A beautifully realized daydream; a fun yet thoughtful exploration of the complexities and possibilities hidden beneath surface appearances.
A lost bunny searches for his mother in this debut picture book.
The youngster is already lost in the beginning of Lakhiani’s version of the time-honored tale of a lost child reuniting witha parent. On a foggy day, a young rabbit finds that he doesn’t recognize where he is. He calls for his mother, but instead of her voice in response, he hears the hum of a bumblebee. The nameless little rabbit asks if the bee knows where his home is, but the bee doesn’t and sends him on to the wise owl, who “sees everything.” As the little rabbit runs through the “eerie” fog toward the owl’s tree, he meets a kind squirrel. “I’ve lost my mother….I am lost and scared,” explains the little rabbit.
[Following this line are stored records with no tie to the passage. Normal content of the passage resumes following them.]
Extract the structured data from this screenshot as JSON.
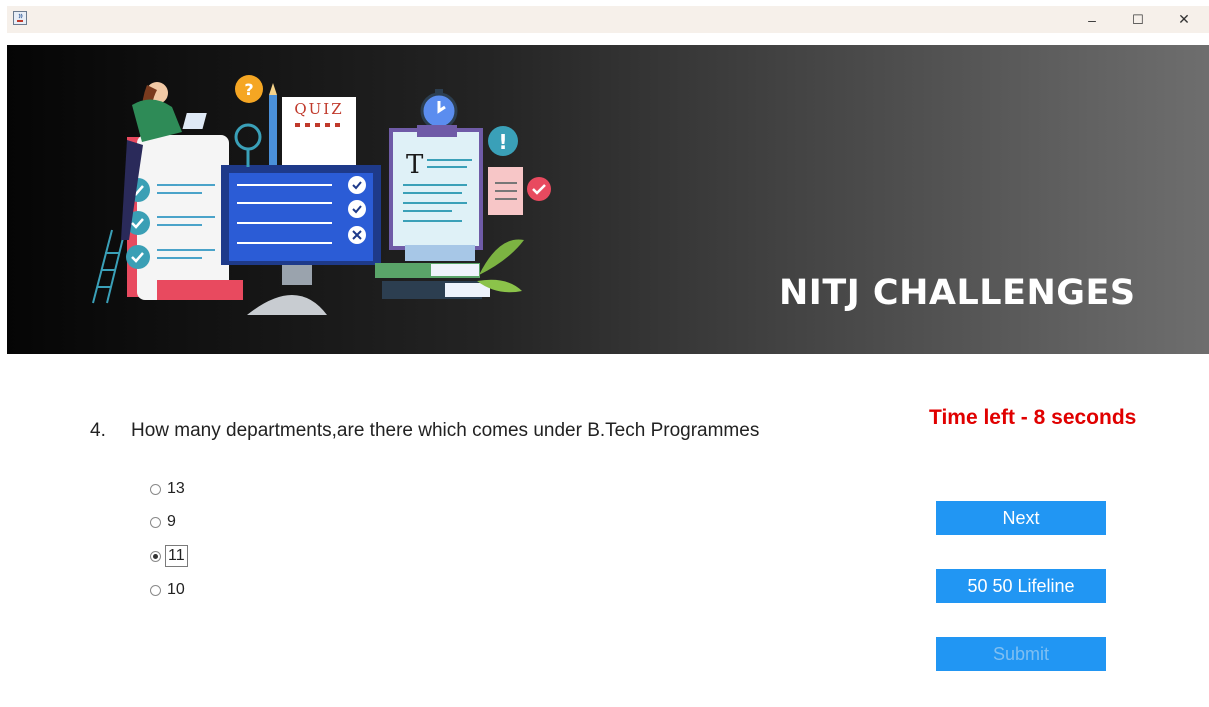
{
  "window": {
    "minimize_glyph": "–",
    "maximize_glyph": "☐",
    "close_glyph": "✕"
  },
  "banner": {
    "title": "NITJ CHALLENGES",
    "quiz_text": "QUIZ",
    "doc_letter": "T",
    "question_mark": "?",
    "exclamation": "!"
  },
  "question": {
    "number": "4.",
    "text": "How many departments,are there which comes under B.Tech Programmes"
  },
  "timer": {
    "text": "Time left - 8 seconds",
    "color": "#e00000"
  },
  "options": [
    {
      "label": "13",
      "selected": false
    },
    {
      "label": "9",
      "selected": false
    },
    {
      "label": "11",
      "selected": true
    },
    {
      "label": "10",
      "selected": false
    }
  ],
  "buttons": {
    "next": "Next",
    "lifeline": "50 50 Lifeline",
    "submit": "Submit"
  },
  "colors": {
    "button": "#2196f3",
    "banner_dark": "#050505",
    "banner_light": "#6e6e6e"
  }
}
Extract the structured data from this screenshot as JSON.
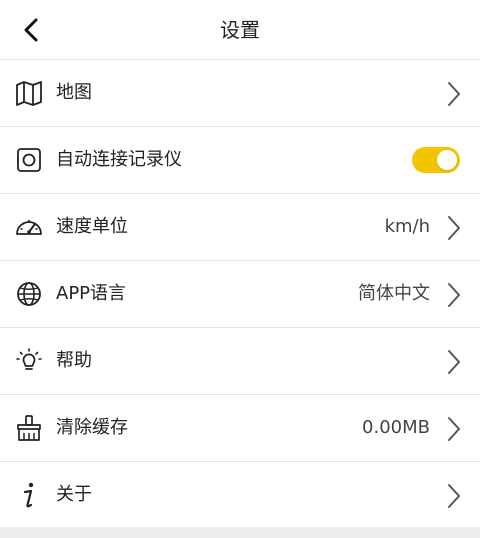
{
  "header": {
    "title": "设置"
  },
  "settings": {
    "items": [
      {
        "label": "地图",
        "icon": "map-icon",
        "value": ""
      },
      {
        "label": "自动连接记录仪",
        "icon": "camera-square-icon",
        "toggle_on": true
      },
      {
        "label": "速度单位",
        "icon": "speedometer-icon",
        "value": "km/h"
      },
      {
        "label": "APP语言",
        "icon": "globe-icon",
        "value": "简体中文"
      },
      {
        "label": "帮助",
        "icon": "lightbulb-icon",
        "value": ""
      },
      {
        "label": "清除缓存",
        "icon": "brush-icon",
        "value": "0.00MB"
      },
      {
        "label": "关于",
        "icon": "info-icon",
        "value": ""
      }
    ]
  },
  "colors": {
    "toggle_accent": "#f5c400",
    "divider": "#e4e4e4",
    "footer_band": "#eeeeee"
  }
}
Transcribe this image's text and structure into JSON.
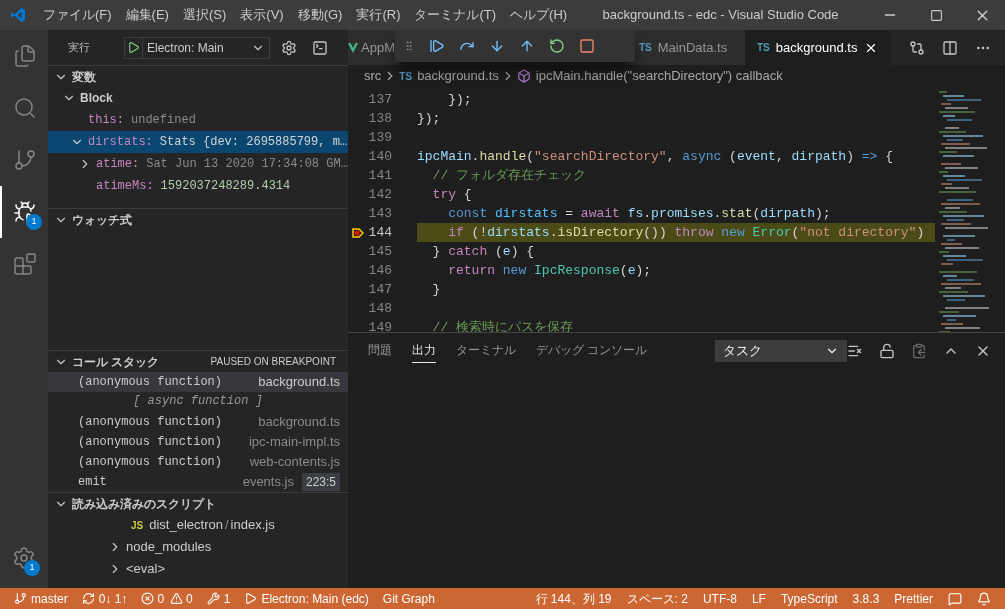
{
  "window": {
    "title": "background.ts - edc - Visual Studio Code"
  },
  "menu": [
    "ファイル(F)",
    "編集(E)",
    "選択(S)",
    "表示(V)",
    "移動(G)",
    "実行(R)",
    "ターミナル(T)",
    "ヘルプ(H)"
  ],
  "activity_bar": [
    {
      "kind": "explorer",
      "selected": false
    },
    {
      "kind": "search",
      "selected": false
    },
    {
      "kind": "source-control",
      "selected": false
    },
    {
      "kind": "debug",
      "selected": true,
      "badge": "1"
    },
    {
      "kind": "extensions",
      "selected": false
    }
  ],
  "activity_bottom": {
    "kind": "settings",
    "badge": "1"
  },
  "sidebar": {
    "title": "実行",
    "config": "Electron: Main",
    "variables": {
      "title": "変数",
      "expanded": true,
      "items": [
        {
          "kind": "scope",
          "name": "Block",
          "expanded": true,
          "selected": false,
          "children": [
            {
              "kind": "leaf",
              "name": "this:",
              "value": "undefined",
              "color": "#8a8a8a",
              "selected": false
            },
            {
              "kind": "node",
              "name": "dirstats:",
              "value": "Stats {dev: 2695885799, m…",
              "color": "#d4d4d4",
              "expanded": true,
              "selected": true,
              "children": [
                {
                  "kind": "node",
                  "name": "atime:",
                  "value": "Sat Jun 13 2020 17:34:08 GM…",
                  "color": "#8b8b8b",
                  "expanded": false,
                  "selected": false
                },
                {
                  "kind": "leaf",
                  "name": "atimeMs:",
                  "value": "1592037248289.4314",
                  "color": "#b5cea8",
                  "selected": false
                }
              ]
            }
          ]
        }
      ]
    },
    "watch": {
      "title": "ウォッチ式",
      "expanded": true
    },
    "call_stack": {
      "title": "コール スタック",
      "status": "PAUSED ON BREAKPOINT",
      "expanded": true,
      "items": [
        {
          "kind": "frame",
          "name": "(anonymous function)",
          "source": "background.ts",
          "selected": true
        },
        {
          "kind": "label",
          "name": "[ async function ]",
          "selected": false
        },
        {
          "kind": "frame",
          "name": "(anonymous function)",
          "source": "background.ts",
          "selected": false
        },
        {
          "kind": "frame",
          "name": "(anonymous function)",
          "source": "ipc-main-impl.ts",
          "selected": false
        },
        {
          "kind": "frame",
          "name": "(anonymous function)",
          "source": "web-contents.js",
          "selected": false
        },
        {
          "kind": "frame",
          "name": "emit",
          "source": "events.js",
          "position": "223:5",
          "selected": false
        }
      ]
    },
    "scripts": {
      "title": "読み込み済みのスクリプト",
      "expanded": true,
      "items": [
        {
          "kind": "file",
          "badge": "JS",
          "folder": "dist_electron",
          "separator": "/",
          "name": "index.js"
        },
        {
          "kind": "folder",
          "name": "node_modules",
          "expanded": false
        },
        {
          "kind": "folder",
          "name": "<eval>",
          "expanded": false
        }
      ]
    }
  },
  "tabs": [
    {
      "label": "AppM",
      "kind": "vue",
      "selected": false
    },
    {
      "label": "MainData.ts",
      "kind": "ts",
      "badge": "TS",
      "selected": false
    },
    {
      "label": "background.ts",
      "kind": "ts",
      "badge": "TS",
      "selected": true
    }
  ],
  "breadcrumb": {
    "folder": "src",
    "badge": "TS",
    "file": "background.ts",
    "symbol": "ipcMain.handle(\"searchDirectory\") callback"
  },
  "debug_toolbar": [
    {
      "kind": "drag"
    },
    {
      "kind": "continue"
    },
    {
      "kind": "step-over"
    },
    {
      "kind": "step-into"
    },
    {
      "kind": "step-out"
    },
    {
      "kind": "restart"
    },
    {
      "kind": "stop"
    }
  ],
  "code": [
    {
      "number": "137",
      "current": false,
      "tokens": [
        {
          "text": "    });",
          "kind": "plain"
        }
      ]
    },
    {
      "number": "138",
      "current": false,
      "tokens": [
        {
          "text": "});",
          "kind": "plain"
        }
      ]
    },
    {
      "number": "139",
      "current": false
    },
    {
      "number": "140",
      "current": false,
      "tokens": [
        {
          "text": "ipcMain",
          "kind": "var"
        },
        {
          "text": ".",
          "kind": "plain"
        },
        {
          "text": "handle",
          "kind": "func"
        },
        {
          "text": "(",
          "kind": "plain"
        },
        {
          "text": "\"searchDirectory\"",
          "kind": "string"
        },
        {
          "text": ", ",
          "kind": "plain"
        },
        {
          "text": "async",
          "kind": "keyword"
        },
        {
          "text": " (",
          "kind": "plain"
        },
        {
          "text": "event",
          "kind": "var"
        },
        {
          "text": ", ",
          "kind": "plain"
        },
        {
          "text": "dirpath",
          "kind": "var"
        },
        {
          "text": ") ",
          "kind": "plain"
        },
        {
          "text": "=>",
          "kind": "keyword"
        },
        {
          "text": " {",
          "kind": "plain"
        }
      ]
    },
    {
      "number": "141",
      "current": false,
      "tokens": [
        {
          "text": "  // フォルダ存在チェック",
          "kind": "comment"
        }
      ]
    },
    {
      "number": "142",
      "current": false,
      "tokens": [
        {
          "text": "  try",
          "kind": "control"
        },
        {
          "text": " {",
          "kind": "plain"
        }
      ]
    },
    {
      "number": "143",
      "current": false,
      "tokens": [
        {
          "text": "    const",
          "kind": "keyword"
        },
        {
          "text": " dirstats",
          "kind": "const"
        },
        {
          "text": " = ",
          "kind": "plain"
        },
        {
          "text": "await",
          "kind": "control"
        },
        {
          "text": " fs",
          "kind": "var"
        },
        {
          "text": ".",
          "kind": "plain"
        },
        {
          "text": "promises",
          "kind": "var"
        },
        {
          "text": ".",
          "kind": "plain"
        },
        {
          "text": "stat",
          "kind": "func"
        },
        {
          "text": "(",
          "kind": "plain"
        },
        {
          "text": "dirpath",
          "kind": "var"
        },
        {
          "text": ");",
          "kind": "plain"
        }
      ]
    },
    {
      "number": "144",
      "current": true,
      "tokens": [
        {
          "text": "    if",
          "kind": "control"
        },
        {
          "text": " (!",
          "kind": "plain"
        },
        {
          "text": "dirstats",
          "kind": "var"
        },
        {
          "text": ".",
          "kind": "plain"
        },
        {
          "text": "isDirectory",
          "kind": "func"
        },
        {
          "text": "()) ",
          "kind": "plain"
        },
        {
          "text": "throw",
          "kind": "control"
        },
        {
          "text": " new",
          "kind": "keyword"
        },
        {
          "text": " Error",
          "kind": "type"
        },
        {
          "text": "(",
          "kind": "plain"
        },
        {
          "text": "\"not directory\"",
          "kind": "string"
        },
        {
          "text": ")",
          "kind": "plain"
        }
      ]
    },
    {
      "number": "145",
      "current": false,
      "tokens": [
        {
          "text": "  } ",
          "kind": "plain"
        },
        {
          "text": "catch",
          "kind": "control"
        },
        {
          "text": " (",
          "kind": "plain"
        },
        {
          "text": "e",
          "kind": "var"
        },
        {
          "text": ") {",
          "kind": "plain"
        }
      ]
    },
    {
      "number": "146",
      "current": false,
      "tokens": [
        {
          "text": "    return",
          "kind": "control"
        },
        {
          "text": " new",
          "kind": "keyword"
        },
        {
          "text": " IpcResponse",
          "kind": "type"
        },
        {
          "text": "(",
          "kind": "plain"
        },
        {
          "text": "e",
          "kind": "var"
        },
        {
          "text": ");",
          "kind": "plain"
        }
      ]
    },
    {
      "number": "147",
      "current": false,
      "tokens": [
        {
          "text": "  }",
          "kind": "plain"
        }
      ]
    },
    {
      "number": "148",
      "current": false
    },
    {
      "number": "149",
      "current": false,
      "tokens": [
        {
          "text": "  // 検索時にパスを保存",
          "kind": "comment"
        }
      ]
    }
  ],
  "panel": {
    "tabs": [
      {
        "label": "問題",
        "selected": false
      },
      {
        "label": "出力",
        "selected": true
      },
      {
        "label": "ターミナル",
        "selected": false
      },
      {
        "label": "デバッグ コンソール",
        "selected": false
      }
    ],
    "channel": "タスク"
  },
  "status_bar": {
    "left": [
      {
        "kind": "branch",
        "text": "master"
      },
      {
        "kind": "sync",
        "text": "0↓ 1↑"
      },
      {
        "kind": "problems",
        "errors": "0",
        "warnings": "0"
      },
      {
        "kind": "tools",
        "text": "1"
      },
      {
        "kind": "debug",
        "text": "Electron: Main (edc)"
      },
      {
        "kind": "plain",
        "text": "Git Graph"
      }
    ],
    "right": [
      {
        "kind": "plain",
        "text": "行 144、列 19"
      },
      {
        "kind": "plain",
        "text": "スペース: 2"
      },
      {
        "kind": "plain",
        "text": "UTF-8"
      },
      {
        "kind": "plain",
        "text": "LF"
      },
      {
        "kind": "plain",
        "text": "TypeScript"
      },
      {
        "kind": "plain",
        "text": "3.8.3"
      },
      {
        "kind": "plain",
        "text": "Prettier"
      },
      {
        "kind": "feedback"
      },
      {
        "kind": "bell"
      }
    ]
  }
}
The squirrel leads the rabbit to the wise owl’s tree, which the rabbit climbs to ask the owl, “[C]an you see where I live?” The fog is too thick for the owl to spot little rabbit’s home, so he gives the little rabbit a snack and invites him to rest. Falling asleep, the little rabbit dreams of his mother but is awakened by the hooting, buzzing and chattering of his three new friends. Looking around, he sees his mother, who embraces him: “I will never again let you out of my sight,” she tells him. The digitized art by Adams, some of which is credited to Thinkstock, is in a cartoon style that clearly delineates the characters but includes a few anthropomorphic details—a graduation cap for the owl, spectacles for the squirrel and only four legs for the bee—that add little value. Since the story centers on the little rabbit failing to recognize where he is, the choice to make the right-hand page of every spread identical is potentially confusing; regardless, it’s repetitious. The text fails in the opposite direction: It doesn’t create the typical patterns that can help toddlers follow the story, build anticipation and learn to chime in—steps on the path to reading alone. Erratic rhythms, changing stanza lengths and rhyme schemes, and awkward syntax undercut attempts to enliven the tale with poetry.
A story with a tried-and-true plot that needs to freshen up its presentation.